(Website and app data records)
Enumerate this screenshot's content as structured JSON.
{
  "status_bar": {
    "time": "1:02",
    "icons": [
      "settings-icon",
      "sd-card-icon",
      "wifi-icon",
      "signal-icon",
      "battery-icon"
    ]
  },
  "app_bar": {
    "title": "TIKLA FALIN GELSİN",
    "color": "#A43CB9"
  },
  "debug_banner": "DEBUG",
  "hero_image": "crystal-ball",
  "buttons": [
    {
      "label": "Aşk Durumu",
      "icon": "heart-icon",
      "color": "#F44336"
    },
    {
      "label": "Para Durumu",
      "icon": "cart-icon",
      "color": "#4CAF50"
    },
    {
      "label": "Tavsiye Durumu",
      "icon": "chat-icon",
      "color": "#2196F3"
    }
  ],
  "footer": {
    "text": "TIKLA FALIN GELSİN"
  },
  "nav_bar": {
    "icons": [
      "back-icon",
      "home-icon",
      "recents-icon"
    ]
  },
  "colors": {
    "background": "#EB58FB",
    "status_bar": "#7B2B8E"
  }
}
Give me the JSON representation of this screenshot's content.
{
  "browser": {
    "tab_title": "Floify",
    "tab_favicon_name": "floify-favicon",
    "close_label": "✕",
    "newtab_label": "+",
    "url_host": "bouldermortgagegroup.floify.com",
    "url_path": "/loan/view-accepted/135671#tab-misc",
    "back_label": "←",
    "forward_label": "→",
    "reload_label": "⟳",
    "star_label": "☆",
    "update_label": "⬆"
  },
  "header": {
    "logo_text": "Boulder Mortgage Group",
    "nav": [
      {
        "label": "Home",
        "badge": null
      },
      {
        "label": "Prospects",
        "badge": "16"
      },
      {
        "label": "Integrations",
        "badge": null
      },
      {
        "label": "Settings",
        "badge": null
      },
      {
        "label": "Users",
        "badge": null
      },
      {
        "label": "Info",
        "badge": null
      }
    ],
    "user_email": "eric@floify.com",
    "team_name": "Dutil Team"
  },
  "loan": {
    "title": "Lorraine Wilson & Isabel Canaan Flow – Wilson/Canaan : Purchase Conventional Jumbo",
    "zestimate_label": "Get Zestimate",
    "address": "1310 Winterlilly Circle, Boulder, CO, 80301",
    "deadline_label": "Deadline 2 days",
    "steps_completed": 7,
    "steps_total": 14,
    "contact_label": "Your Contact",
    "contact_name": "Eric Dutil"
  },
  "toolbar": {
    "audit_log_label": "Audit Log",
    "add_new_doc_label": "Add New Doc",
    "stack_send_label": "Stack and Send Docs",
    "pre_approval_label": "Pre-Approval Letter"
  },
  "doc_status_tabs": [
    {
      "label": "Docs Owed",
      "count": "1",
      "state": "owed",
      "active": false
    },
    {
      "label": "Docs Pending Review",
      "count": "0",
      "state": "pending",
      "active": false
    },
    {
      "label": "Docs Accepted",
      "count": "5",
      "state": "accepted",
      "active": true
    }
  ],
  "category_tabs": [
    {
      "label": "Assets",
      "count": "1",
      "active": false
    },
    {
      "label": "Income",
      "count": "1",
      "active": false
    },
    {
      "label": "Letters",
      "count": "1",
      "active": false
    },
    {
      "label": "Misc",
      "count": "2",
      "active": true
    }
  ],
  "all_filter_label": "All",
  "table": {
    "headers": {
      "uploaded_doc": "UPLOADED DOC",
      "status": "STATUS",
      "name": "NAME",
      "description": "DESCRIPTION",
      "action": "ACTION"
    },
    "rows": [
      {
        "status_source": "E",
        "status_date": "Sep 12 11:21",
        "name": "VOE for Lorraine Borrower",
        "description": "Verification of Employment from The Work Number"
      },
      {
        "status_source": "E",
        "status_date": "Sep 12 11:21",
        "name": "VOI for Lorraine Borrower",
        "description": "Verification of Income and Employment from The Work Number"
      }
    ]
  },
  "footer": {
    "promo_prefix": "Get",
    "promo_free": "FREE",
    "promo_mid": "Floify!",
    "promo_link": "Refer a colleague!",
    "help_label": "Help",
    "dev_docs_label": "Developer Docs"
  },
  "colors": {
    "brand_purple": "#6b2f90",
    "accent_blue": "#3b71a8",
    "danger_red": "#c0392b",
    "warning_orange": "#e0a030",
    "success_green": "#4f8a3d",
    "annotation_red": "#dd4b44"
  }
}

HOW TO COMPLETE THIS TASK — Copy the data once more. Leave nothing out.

OUTPUT OF THE EXERCISE —
Enumerate this screenshot's content as structured JSON.
{
  "status_bar": {
    "time": "1:02",
    "icons": [
      "settings-icon",
      "sd-card-icon",
      "wifi-icon",
      "signal-icon",
      "battery-icon"
    ]
  },
  "app_bar": {
    "title": "TIKLA FALIN GELSİN",
    "color": "#A43CB9"
  },
  "debug_banner": "DEBUG",
  "hero_image": "crystal-ball",
  "buttons": [
    {
      "label": "Aşk Durumu",
      "icon": "heart-icon",
      "color": "#F44336"
    },
    {
      "label": "Para Durumu",
      "icon": "cart-icon",
      "color": "#4CAF50"
    },
    {
      "label": "Tavsiye Durumu",
      "icon": "chat-icon",
      "color": "#2196F3"
    }
  ],
  "footer": {
    "text": "TIKLA FALIN GELSİN"
  },
  "nav_bar": {
    "icons": [
      "back-icon",
      "home-icon",
      "recents-icon"
    ]
  },
  "colors": {
    "background": "#EB58FB",
    "status_bar": "#7B2B8E"
  }
}
Give me the JSON representation of this screenshot's content.
{
  "browser": {
    "tab_title": "Floify",
    "tab_favicon_name": "floify-favicon",
    "close_label": "✕",
    "newtab_label": "+",
    "url_host": "bouldermortgagegroup.floify.com",
    "url_path": "/loan/view-accepted/135671#tab-misc",
    "back_label": "←",
    "forward_label": "→",
    "reload_label": "⟳",
    "star_label": "☆",
    "update_label": "⬆"
  },
  "header": {
    "logo_text": "Boulder Mortgage Group",
    "nav": [
      {
        "label": "Home",
        "badge": null
      },
      {
        "label": "Prospects",
        "badge": "16"
      },
      {
        "label": "Integrations",
        "badge": null
      },
      {
        "label": "Settings",
        "badge": null
      },
      {
        "label": "Users",
        "badge": null
      },
      {
        "label": "Info",
        "badge": null
      }
    ],
    "user_email": "eric@floify.com",
    "team_name": "Dutil Team"
  },
  "loan": {
    "title": "Lorraine Wilson & Isabel Canaan Flow – Wilson/Canaan : Purchase Conventional Jumbo",
    "zestimate_label": "Get Zestimate",
    "address": "1310 Winterlilly Circle, Boulder, CO, 80301",
    "deadline_label": "Deadline 2 days",
    "steps_completed": 7,
    "steps_total": 14,
    "contact_label": "Your Contact",
    "contact_name": "Eric Dutil"
  },
  "toolbar": {
    "audit_log_label": "Audit Log",
    "add_new_doc_label": "Add New Doc",
    "stack_send_label": "Stack and Send Docs",
    "pre_approval_label": "Pre-Approval Letter"
  },
  "doc_status_tabs": [
    {
      "label": "Docs Owed",
      "count": "1",
      "state": "owed",
      "active": false
    },
    {
      "label": "Docs Pending Review",
      "count": "0",
      "state": "pending",
      "active": false
    },
    {
      "label": "Docs Accepted",
      "count": "5",
      "state": "accepted",
      "active": true
    }
  ],
  "category_tabs": [
    {
      "label": "Assets",
      "count": "1",
      "active": false
    },
    {
      "label": "Income",
      "count": "1",
      "active": false
    },
    {
      "label": "Letters",
      "count": "1",
      "active": false
    },
    {
      "label": "Misc",
      "count": "2",
      "active": true
    }
  ],
  "all_filter_label": "All",
  "table": {
    "headers": {
      "uploaded_doc": "UPLOADED DOC",
      "status": "STATUS",
      "name": "NAME",
      "description": "DESCRIPTION",
      "action": "ACTION"
    },
    "rows": [
      {
        "status_source": "E",
        "status_date": "Sep 12 11:21",
        "name": "VOE for Lorraine Borrower",
        "description": "Verification of Employment from The Work Number"
      },
      {
        "status_source": "E",
        "status_date": "Sep 12 11:21",
        "name": "VOI for Lorraine Borrower",
        "description": "Verification of Income and Employment from The Work Number"
      }
    ]
  },
  "footer": {
    "promo_prefix": "Get",
    "promo_free": "FREE",
    "promo_mid": "Floify!",
    "promo_link": "Refer a colleague!",
    "help_label": "Help",
    "dev_docs_label": "Developer Docs"
  },
  "colors": {
    "brand_purple": "#6b2f90",
    "accent_blue": "#3b71a8",
    "danger_red": "#c0392b",
    "warning_orange": "#e0a030",
    "success_green": "#4f8a3d",
    "annotation_red": "#dd4b44"
  }
}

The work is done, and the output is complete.